The story of the exhibition began on April 2009 after Luis Ferreiro, Musealia’s director, received as a birthday gift the book Man’s Search for Meaning by Viktor E. Frankl. A few months earlier, his brother Jesús had died suddenly at the age of 25.
Frankl’s personal crossroads, his profound and sincere pain at the situation he was going through, prompted Ferreiro to reflex on the idea of creating a traveling exhibition about the history of Auschwitz.
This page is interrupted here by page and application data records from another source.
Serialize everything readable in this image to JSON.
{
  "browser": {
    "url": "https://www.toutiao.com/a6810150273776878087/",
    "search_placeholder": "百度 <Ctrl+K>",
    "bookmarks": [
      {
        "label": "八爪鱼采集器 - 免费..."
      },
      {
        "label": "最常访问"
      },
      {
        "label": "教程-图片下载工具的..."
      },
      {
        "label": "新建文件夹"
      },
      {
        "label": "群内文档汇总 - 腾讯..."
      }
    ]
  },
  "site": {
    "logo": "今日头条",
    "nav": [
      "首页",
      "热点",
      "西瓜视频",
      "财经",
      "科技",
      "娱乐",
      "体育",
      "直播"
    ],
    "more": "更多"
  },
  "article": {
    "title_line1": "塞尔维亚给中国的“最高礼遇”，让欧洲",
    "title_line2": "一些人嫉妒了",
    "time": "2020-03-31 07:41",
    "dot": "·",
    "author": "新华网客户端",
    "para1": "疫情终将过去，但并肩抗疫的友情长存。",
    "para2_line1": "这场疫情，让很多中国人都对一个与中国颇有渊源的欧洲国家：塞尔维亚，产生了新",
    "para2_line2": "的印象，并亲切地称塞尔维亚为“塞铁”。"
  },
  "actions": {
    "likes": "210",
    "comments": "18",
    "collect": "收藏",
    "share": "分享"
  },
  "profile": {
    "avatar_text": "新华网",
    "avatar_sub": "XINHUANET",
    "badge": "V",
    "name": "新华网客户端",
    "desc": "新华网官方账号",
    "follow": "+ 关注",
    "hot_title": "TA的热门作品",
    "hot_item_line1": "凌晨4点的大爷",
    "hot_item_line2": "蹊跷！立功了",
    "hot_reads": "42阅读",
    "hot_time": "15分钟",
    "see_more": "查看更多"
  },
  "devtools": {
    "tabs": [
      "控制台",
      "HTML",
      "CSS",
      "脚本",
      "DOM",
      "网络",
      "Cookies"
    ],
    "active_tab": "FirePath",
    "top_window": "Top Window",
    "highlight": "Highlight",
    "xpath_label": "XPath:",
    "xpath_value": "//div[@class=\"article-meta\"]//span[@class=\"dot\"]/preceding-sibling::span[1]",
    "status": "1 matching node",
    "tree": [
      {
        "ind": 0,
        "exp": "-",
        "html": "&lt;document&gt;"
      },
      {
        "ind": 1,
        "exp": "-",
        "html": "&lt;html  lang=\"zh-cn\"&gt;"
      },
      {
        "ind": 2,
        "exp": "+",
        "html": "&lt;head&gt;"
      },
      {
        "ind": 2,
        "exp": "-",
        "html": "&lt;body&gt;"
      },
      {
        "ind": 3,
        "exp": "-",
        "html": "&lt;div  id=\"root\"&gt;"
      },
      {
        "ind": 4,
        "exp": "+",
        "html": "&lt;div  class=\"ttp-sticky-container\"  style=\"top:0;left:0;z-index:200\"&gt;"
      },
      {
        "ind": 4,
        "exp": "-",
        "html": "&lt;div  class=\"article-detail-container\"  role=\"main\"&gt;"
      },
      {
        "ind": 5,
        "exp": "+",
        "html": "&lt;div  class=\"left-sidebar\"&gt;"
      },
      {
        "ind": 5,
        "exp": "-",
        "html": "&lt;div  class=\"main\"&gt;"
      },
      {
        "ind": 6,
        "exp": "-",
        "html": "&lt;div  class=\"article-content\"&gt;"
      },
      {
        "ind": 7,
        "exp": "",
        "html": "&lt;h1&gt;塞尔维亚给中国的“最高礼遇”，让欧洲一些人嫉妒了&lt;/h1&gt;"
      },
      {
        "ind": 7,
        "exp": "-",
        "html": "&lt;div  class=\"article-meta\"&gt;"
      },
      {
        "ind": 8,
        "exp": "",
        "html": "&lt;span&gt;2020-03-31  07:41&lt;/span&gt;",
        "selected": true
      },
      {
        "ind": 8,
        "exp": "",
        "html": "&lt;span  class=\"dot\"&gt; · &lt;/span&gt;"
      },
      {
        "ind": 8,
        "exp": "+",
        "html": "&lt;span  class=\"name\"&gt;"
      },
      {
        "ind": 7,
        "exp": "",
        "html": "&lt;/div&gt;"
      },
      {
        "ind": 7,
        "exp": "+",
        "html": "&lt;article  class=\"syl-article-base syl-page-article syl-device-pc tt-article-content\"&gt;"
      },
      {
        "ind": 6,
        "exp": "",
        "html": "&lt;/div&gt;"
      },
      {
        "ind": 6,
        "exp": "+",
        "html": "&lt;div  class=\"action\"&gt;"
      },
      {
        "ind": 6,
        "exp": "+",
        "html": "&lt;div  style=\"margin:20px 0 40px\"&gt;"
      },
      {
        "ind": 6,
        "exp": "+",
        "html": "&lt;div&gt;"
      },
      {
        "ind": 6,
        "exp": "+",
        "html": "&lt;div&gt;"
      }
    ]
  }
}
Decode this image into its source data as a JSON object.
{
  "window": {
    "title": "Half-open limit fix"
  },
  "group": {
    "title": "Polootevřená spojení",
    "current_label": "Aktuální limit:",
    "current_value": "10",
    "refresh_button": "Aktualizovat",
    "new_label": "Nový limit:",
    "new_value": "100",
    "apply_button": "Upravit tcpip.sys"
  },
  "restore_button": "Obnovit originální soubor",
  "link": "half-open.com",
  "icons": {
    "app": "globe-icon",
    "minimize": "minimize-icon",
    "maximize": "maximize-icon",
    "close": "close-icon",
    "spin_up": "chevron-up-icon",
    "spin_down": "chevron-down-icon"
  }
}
It was a necessity born out of discovering something that needed to be shared with as many people as possible, and to express it in the only way he felt Musealia could: in an exhibition.
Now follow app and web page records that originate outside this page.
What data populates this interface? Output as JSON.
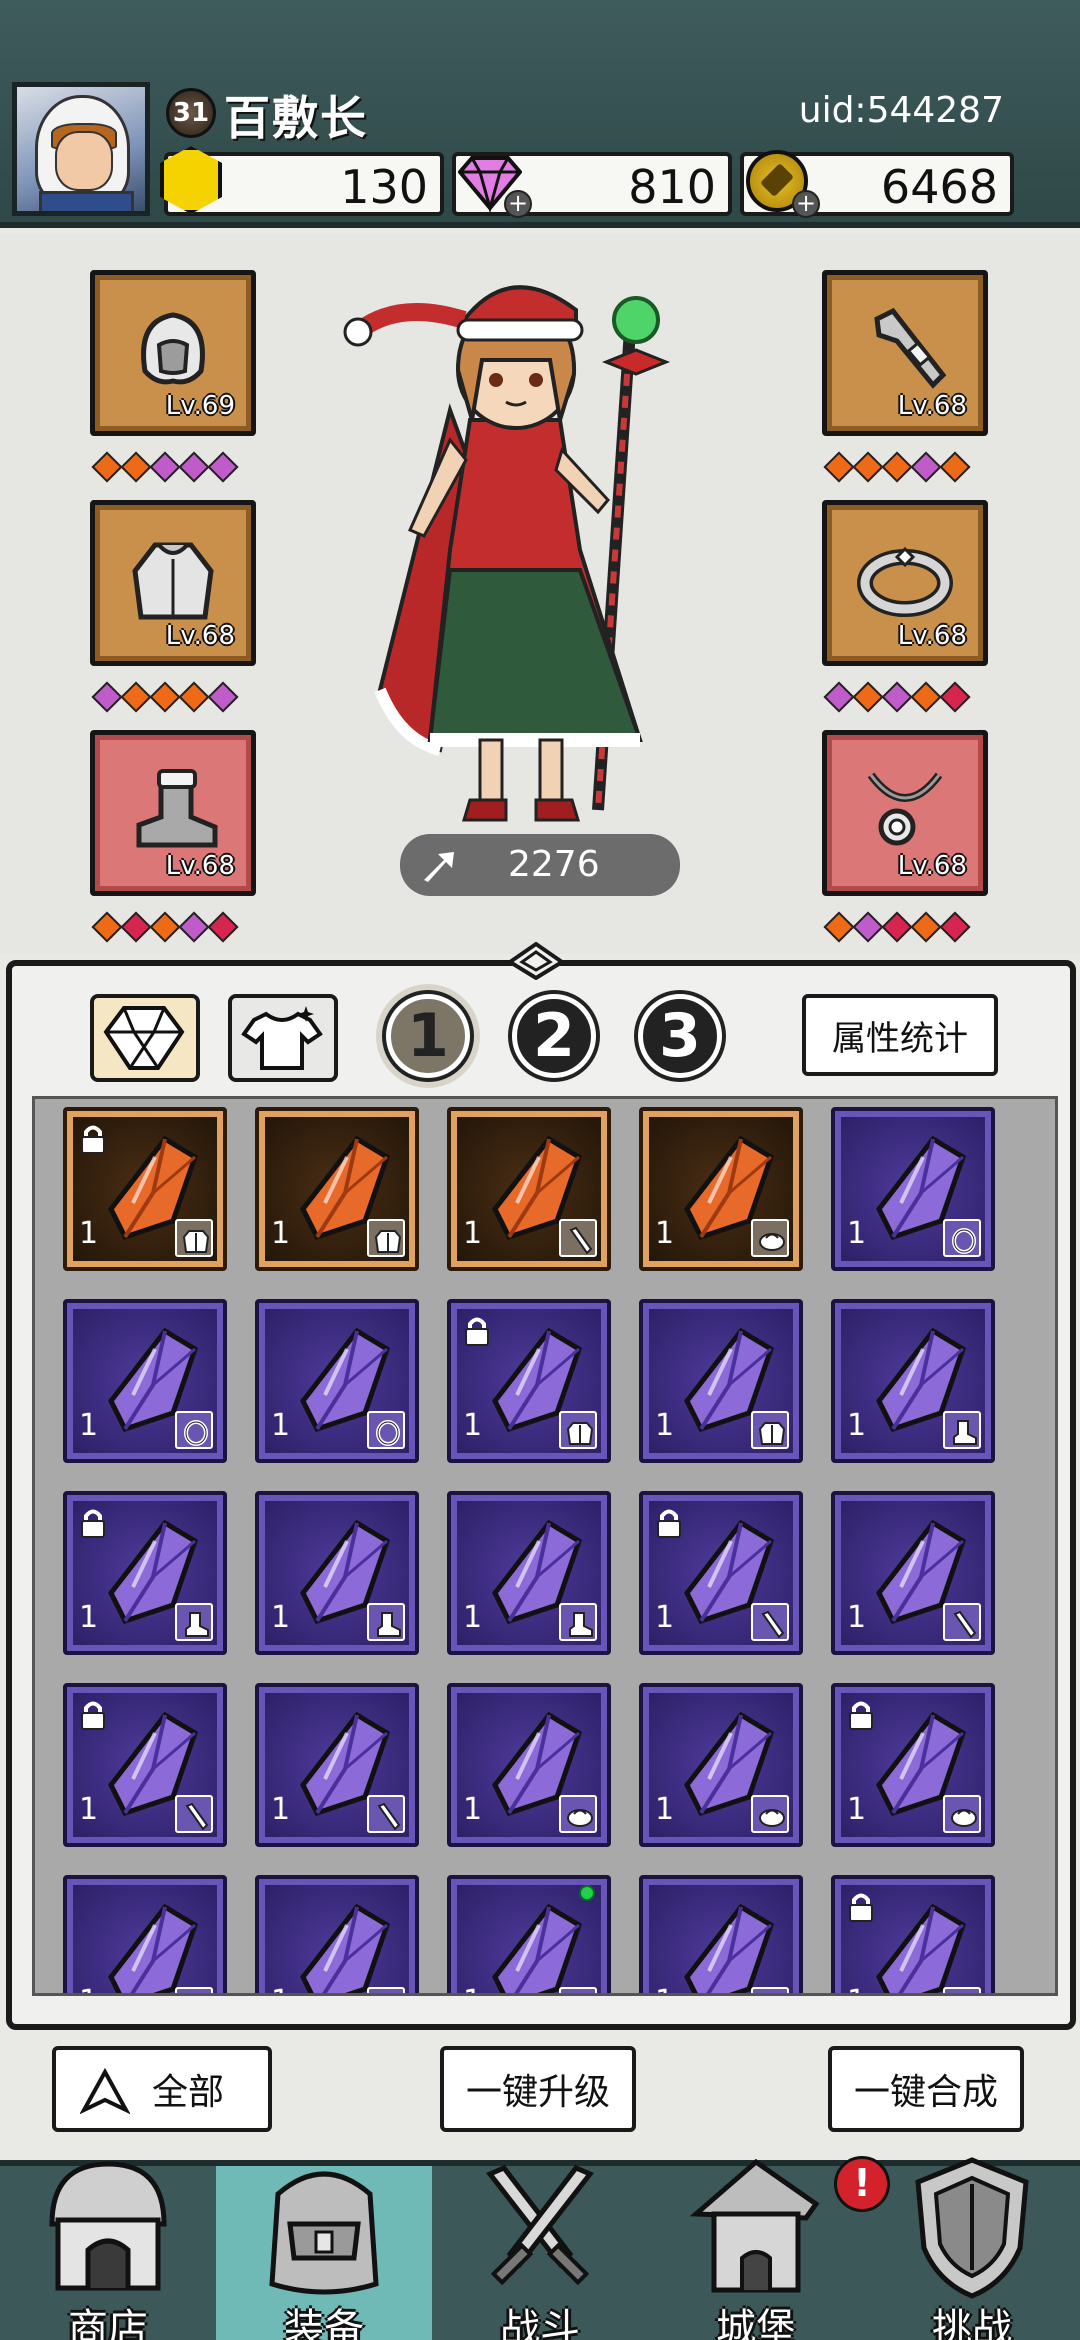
{
  "header": {
    "level": "31",
    "title": "百敷长",
    "uid": "uid:544287",
    "resources": {
      "gold": "130",
      "gems": "810",
      "coins": "6468"
    }
  },
  "equipment": {
    "left_slots": [
      {
        "name": "helmet",
        "level": "Lv.69",
        "icon": "hood-icon",
        "gems": [
          "orange",
          "orange",
          "purple",
          "purple",
          "purple"
        ]
      },
      {
        "name": "armor",
        "level": "Lv.68",
        "icon": "cape-icon",
        "gems": [
          "purple",
          "orange",
          "orange",
          "orange",
          "purple"
        ]
      },
      {
        "name": "boots",
        "level": "Lv.68",
        "icon": "boot-icon",
        "gems": [
          "orange",
          "red",
          "orange",
          "purple",
          "red"
        ]
      }
    ],
    "right_slots": [
      {
        "name": "weapon",
        "level": "Lv.68",
        "icon": "staff-icon",
        "gems": [
          "orange",
          "orange",
          "orange",
          "purple",
          "orange"
        ]
      },
      {
        "name": "ring",
        "level": "Lv.68",
        "icon": "ring-icon",
        "gems": [
          "purple",
          "orange",
          "purple",
          "orange",
          "red"
        ]
      },
      {
        "name": "necklace",
        "level": "Lv.68",
        "icon": "necklace-icon",
        "gems": [
          "orange",
          "purple",
          "red",
          "orange",
          "red"
        ]
      }
    ],
    "power": "2276"
  },
  "inventory": {
    "tabs": [
      "1",
      "2",
      "3"
    ],
    "active_tab": "1",
    "stats_button": "属性统计",
    "items": [
      {
        "rarity": "orange",
        "qty": "1",
        "type": "armor",
        "locked": true
      },
      {
        "rarity": "orange",
        "qty": "1",
        "type": "armor",
        "locked": false
      },
      {
        "rarity": "orange",
        "qty": "1",
        "type": "weapon",
        "locked": false
      },
      {
        "rarity": "orange",
        "qty": "1",
        "type": "helmet",
        "locked": false
      },
      {
        "rarity": "purple",
        "qty": "1",
        "type": "ring",
        "locked": false
      },
      {
        "rarity": "purple",
        "qty": "1",
        "type": "ring",
        "locked": false
      },
      {
        "rarity": "purple",
        "qty": "1",
        "type": "ring",
        "locked": false
      },
      {
        "rarity": "purple",
        "qty": "1",
        "type": "armor",
        "locked": true
      },
      {
        "rarity": "purple",
        "qty": "1",
        "type": "armor",
        "locked": false
      },
      {
        "rarity": "purple",
        "qty": "1",
        "type": "boots",
        "locked": false
      },
      {
        "rarity": "purple",
        "qty": "1",
        "type": "boots",
        "locked": true
      },
      {
        "rarity": "purple",
        "qty": "1",
        "type": "boots",
        "locked": false
      },
      {
        "rarity": "purple",
        "qty": "1",
        "type": "boots",
        "locked": false
      },
      {
        "rarity": "purple",
        "qty": "1",
        "type": "weapon",
        "locked": true
      },
      {
        "rarity": "purple",
        "qty": "1",
        "type": "weapon",
        "locked": false
      },
      {
        "rarity": "purple",
        "qty": "1",
        "type": "weapon",
        "locked": true
      },
      {
        "rarity": "purple",
        "qty": "1",
        "type": "weapon",
        "locked": false
      },
      {
        "rarity": "purple",
        "qty": "1",
        "type": "helmet",
        "locked": false
      },
      {
        "rarity": "purple",
        "qty": "1",
        "type": "helmet",
        "locked": false
      },
      {
        "rarity": "purple",
        "qty": "1",
        "type": "helmet",
        "locked": true
      },
      {
        "rarity": "purple",
        "qty": "1",
        "type": "boots",
        "locked": false
      },
      {
        "rarity": "purple",
        "qty": "1",
        "type": "boots",
        "locked": false
      },
      {
        "rarity": "purple",
        "qty": "1",
        "type": "boots",
        "locked": false,
        "new": true
      },
      {
        "rarity": "purple",
        "qty": "1",
        "type": "boots",
        "locked": false
      },
      {
        "rarity": "purple",
        "qty": "1",
        "type": "boots",
        "locked": true
      }
    ]
  },
  "actions": {
    "filter_all": "全部",
    "upgrade_all": "一键升级",
    "merge_all": "一键合成"
  },
  "nav": [
    {
      "label": "商店",
      "icon": "shop-icon",
      "active": false
    },
    {
      "label": "装备",
      "icon": "bag-icon",
      "active": true
    },
    {
      "label": "战斗",
      "icon": "swords-icon",
      "active": false
    },
    {
      "label": "城堡",
      "icon": "castle-icon",
      "active": false,
      "alert": "!"
    },
    {
      "label": "挑战",
      "icon": "shield-icon",
      "active": false
    }
  ],
  "colors": {
    "header_bg": "#3f5c5c",
    "gem_orange": "#ef6a17",
    "gem_purple": "#c05cc9",
    "gem_red": "#d6264f",
    "nav_active": "#6fb9b6"
  }
}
With the constant and decisive support of José Antonio Múgica and María Teresa Aguirre, the producers of the project in Musealia, experts dotted all round the world were united to work under the guidance and leadership of Ferreiro to join Musealia’s team in this project that took 7 years to develop.
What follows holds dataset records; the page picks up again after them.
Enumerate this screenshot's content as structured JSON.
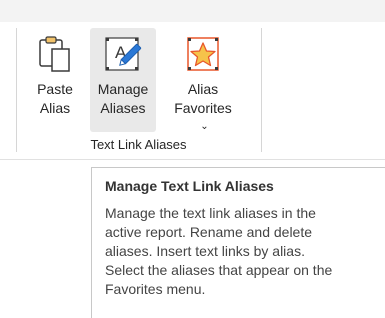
{
  "ribbon": {
    "group_label": "Text Link Aliases",
    "buttons": [
      {
        "line1": "Paste",
        "line2": "Alias",
        "icon": "paste-icon"
      },
      {
        "line1": "Manage",
        "line2": "Aliases",
        "icon": "manage-aliases-icon"
      },
      {
        "line1": "Alias",
        "line2": "Favorites",
        "icon": "star-favorites-icon",
        "dropdown_glyph": "⌄"
      }
    ]
  },
  "tooltip": {
    "title": "Manage Text Link Aliases",
    "lines": [
      "Manage the text link aliases in the",
      "active report. Rename and delete",
      "aliases. Insert text links by alias.",
      "Select the aliases that appear on the",
      "Favorites menu."
    ]
  },
  "colors": {
    "star_fill": "#f6c34a",
    "star_accent": "#e8572a",
    "pen_blue": "#2a78d6",
    "hover_bg": "#e9e9e9"
  }
}
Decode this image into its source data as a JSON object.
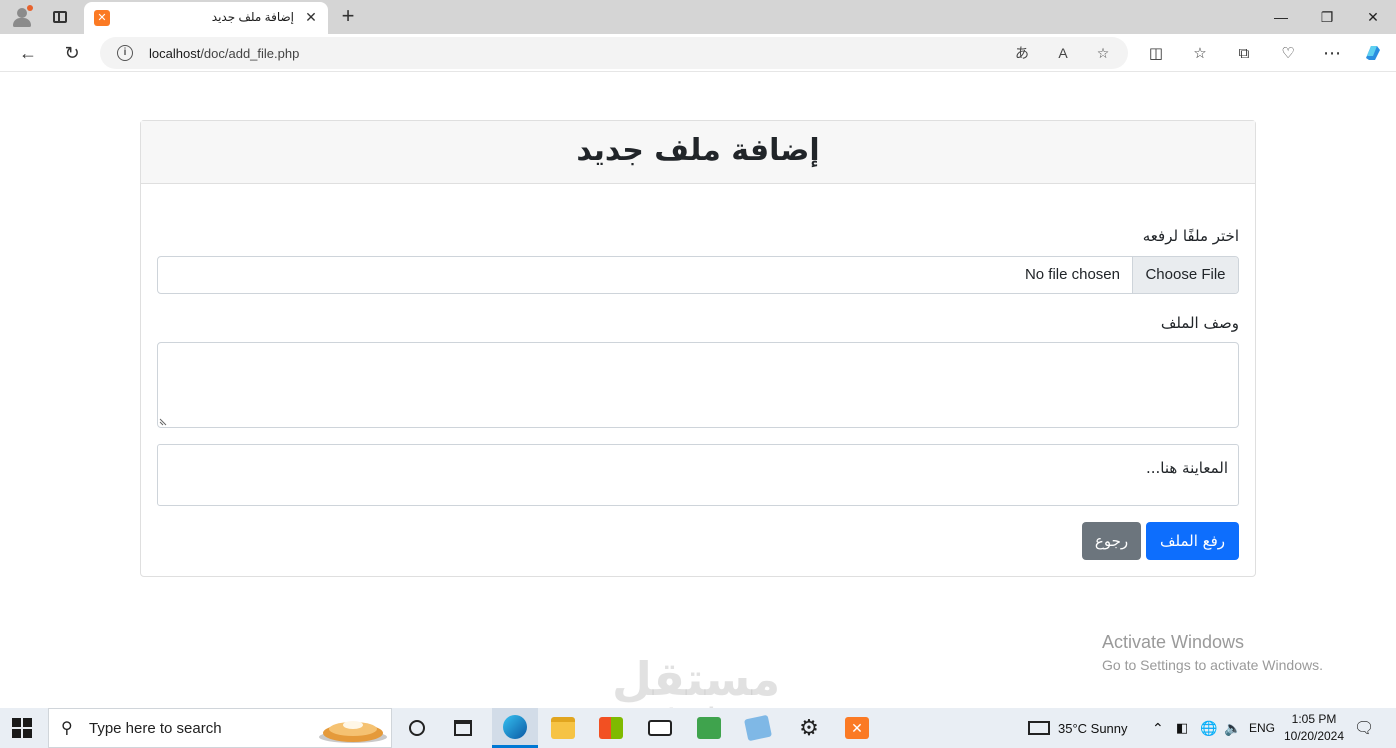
{
  "browser": {
    "tab_title": "إضافة ملف جديد",
    "url_host": "localhost",
    "url_path": "/doc/add_file.php"
  },
  "page": {
    "heading": "إضافة ملف جديد",
    "file_label": "اختر ملفًا لرفعه",
    "file_button": "Choose File",
    "file_status": "No file chosen",
    "description_label": "وصف الملف",
    "description_value": "",
    "preview_text": "المعاينة هنا...",
    "upload_button": "رفع الملف",
    "back_button": "رجوع"
  },
  "overlay": {
    "activate_title": "Activate Windows",
    "activate_sub": "Go to Settings to activate Windows.",
    "logo_text": "مستقل",
    "logo_sub": "mostaql.com"
  },
  "taskbar": {
    "search_placeholder": "Type here to search",
    "weather": "35°C  Sunny",
    "language": "ENG",
    "time": "1:05 PM",
    "date": "10/20/2024"
  },
  "colors": {
    "primary": "#0d6efd",
    "secondary": "#6c757d",
    "xampp": "#fb7a24"
  }
}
After the team was built and the core of the narrative of the exhibition had been stablished, conversations began with the Auschwitz- Birkenau State Museum about Musealia’s idea and the project itself.
Discussions that, over the years, resulted in a much more extensive agreement than initially planned, transforming the exhibition into a co-production and an unprecedented collaboration that led Musealia to lead a project that would gather, for the first time in history, the support of 20 leading institutions and private collections from around the world to create the first traveling exhibition on Auschwitz.
An extensive work, involving the creation of the narrative, architecture, museography, design of educational and graphic materials, conservation of collections and much more, which Musealia is proud to present in Simi Valley (California) at the Ronald Reagan Library (RRPL) thanks to the collaboration with NEON and World Heritage Exhibitions (WHE), and the support of the host, Ronald Reagan Presidential Foundation and Institute.